Nato aims to end Gadhafi regime

Hillary Clinton says the Libyan leader is testing our determination

The effort to enforce a no-fly zone over Libya topped the agenda at a two-day meeting of foreign ministers from Nato’s 28 member countries. Three weeks of airstrikes haven’t routed Gadhafi’s forces, causing tensions in the alliance.

Although Nato countries agree that Gadhafi must be ousted, his departure is not one of its military goals and the alliance has been at odds on how to proceed.  One proposal from Italy, Libya’s former colonial ruler, calls for the western powers to provide defensive weapons to rebels.

France has said Nato is not doing enough, and was pushing other countries at the meeting to work “on more robust, more efficient, more rapid actions,” according to French Foreign Ministry spokesman Bernard Valero in Paris.

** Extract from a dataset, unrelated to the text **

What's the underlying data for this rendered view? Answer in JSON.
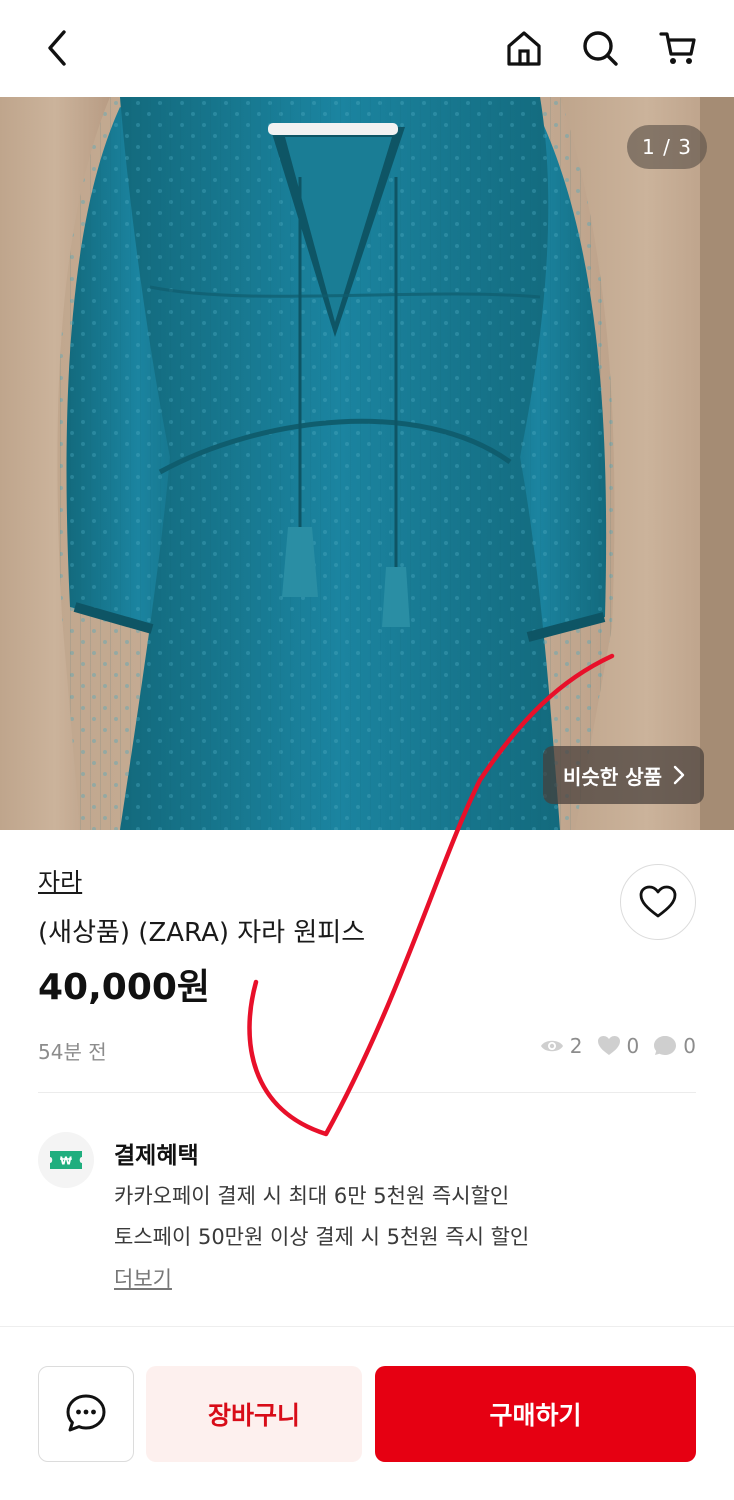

The rebels along with France and Britain have been urging the US military to reassert a stronger role in the Nato-led air campaign.  The Obama administration, however, has been insisting the US will stick to its plan to remain in a supporting role, and the Pentagon noted that Americans have flown 35 per cent of all Libyan air missions over the last 10 days.

Clinton appealed to the other Nato foreign ministers to show unity. “As our mission continues, maintaining our resolve and unity only grows more important,” Clinton said on Thursday.  “Gadhafi is testing our determination. Nato members are sharing the same goal, which is to see the end of the Gadhafi regime in Libya,” Clinton said.

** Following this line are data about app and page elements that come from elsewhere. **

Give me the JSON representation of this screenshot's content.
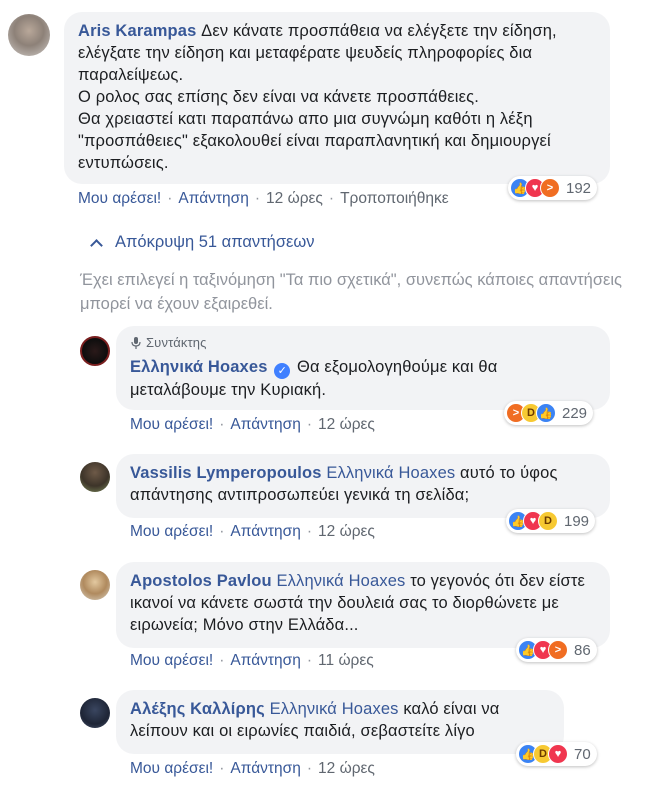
{
  "comment": {
    "author": "Aris Karampas",
    "text": "Δεν κάνατε προσπάθεια να ελέγξετε την είδηση, ελέγξατε την είδηση και μεταφέρατε ψευδείς πληροφορίες δια παραλείψεως.\nΟ ρολος σας επίσης δεν είναι να κάνετε προσπάθειες.\nΘα χρειαστεί κατι παραπάνω απο μια συγνώμη καθότι η λέξη \"προσπάθειες\" εξακολουθεί είναι παραπλανητική και δημιουργεί εντυπώσεις.",
    "like": "Μου αρέσει!",
    "reply": "Απάντηση",
    "time": "12 ώρες",
    "edited": "Τροποποιήθηκε",
    "reaction_count": "192"
  },
  "hide_replies": "Απόκρυψη 51 απαντήσεων",
  "sort_notice": "Έχει επιλεγεί η ταξινόμηση \"Τα πιο σχετικά\", συνεπώς κάποιες απαντήσεις μπορεί να έχουν εξαιρεθεί.",
  "replies": [
    {
      "badge": "Συντάκτης",
      "author": "Ελληνικά Hoaxes",
      "text": "Θα εξομολογηθούμε και θα μεταλάβουμε την Κυριακή.",
      "like": "Μου αρέσει!",
      "reply": "Απάντηση",
      "time": "12 ώρες",
      "reaction_count": "229"
    },
    {
      "author": "Vassilis Lymperopoulos",
      "tag": "Ελληνικά Hoaxes",
      "text": "αυτό το ύφος απάντησης αντιπροσωπεύει γενικά τη σελίδα;",
      "like": "Μου αρέσει!",
      "reply": "Απάντηση",
      "time": "12 ώρες",
      "reaction_count": "199"
    },
    {
      "author": "Apostolos Pavlou",
      "tag": "Ελληνικά Hoaxes",
      "text": "το γεγονός ότι δεν είστε ικανοί να κάνετε σωστά την δουλειά σας το διορθώνετε με ειρωνεία; Μόνο στην Ελλάδα...",
      "like": "Μου αρέσει!",
      "reply": "Απάντηση",
      "time": "11 ώρες",
      "reaction_count": "86"
    },
    {
      "author": "Αλέξης Καλλίρης",
      "tag": "Ελληνικά Hoaxes",
      "text": "καλό είναι να λείπουν και οι ειρωνίες παιδιά, σεβαστείτε λίγο",
      "like": "Μου αρέσει!",
      "reply": "Απάντηση",
      "time": "12 ώρες",
      "reaction_count": "70"
    }
  ],
  "colors": {
    "link": "#385898",
    "bubble": "#f2f3f5",
    "meta": "#606770",
    "like": "#3b83f4",
    "love": "#f0364f",
    "angry": "#f06d22",
    "haha": "#f7c932"
  }
}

“We must also intensify our political, diplomatic and economic mission to pressure and isolate Gadhafi and bring about his departure,” she said. Clinton drew a line between Nato’s goals of enforcing an arms embargo, protecting civilians, and forcing the withdrawal of Gadhafi forces from rebel cities they have entered, with the international community’s demand that Gadhafi leave power.

The world must “deepen our engagement with and increase our support for” the Libyan opposition, she added. Nato Secretary-General Anders Fogh Rasmussen said the alliance and its partners are fully engaged in operations to safeguard the people of Libya, taking every measure possible to prevent Gadhafi’s brutal and systematic attacks.

“The alliance is keeping up  a high operational tempo,” he added. France’s foreign minister, Alain Juppe, struck a diplomatic tone as he met with his counterpart from Germany, which isn’t taking part in the military operation and abstained in the UN  vote authorising it.

Govt forces shell rebel stronghold

Forces loyal to Muammar Gadhafi on Thursday pounded the besieged western town of Misrata. 

Libyan rebels said heavy fighting was continuing in the town, 214 km east of Tripoli, where Gadhafi’s forces have been trying to dislodge them with heavy bombardments and street attacks for weeks.

Rebels were quoted as saying in the media that at least 13 people were killed and some 50 hurt in attacks by pro-Gadhafi troops on Libya’s third largest city and the lone rebel bastion in western Libya. Nato said it had attacked munitions bunkers 13km from the Libyan capital.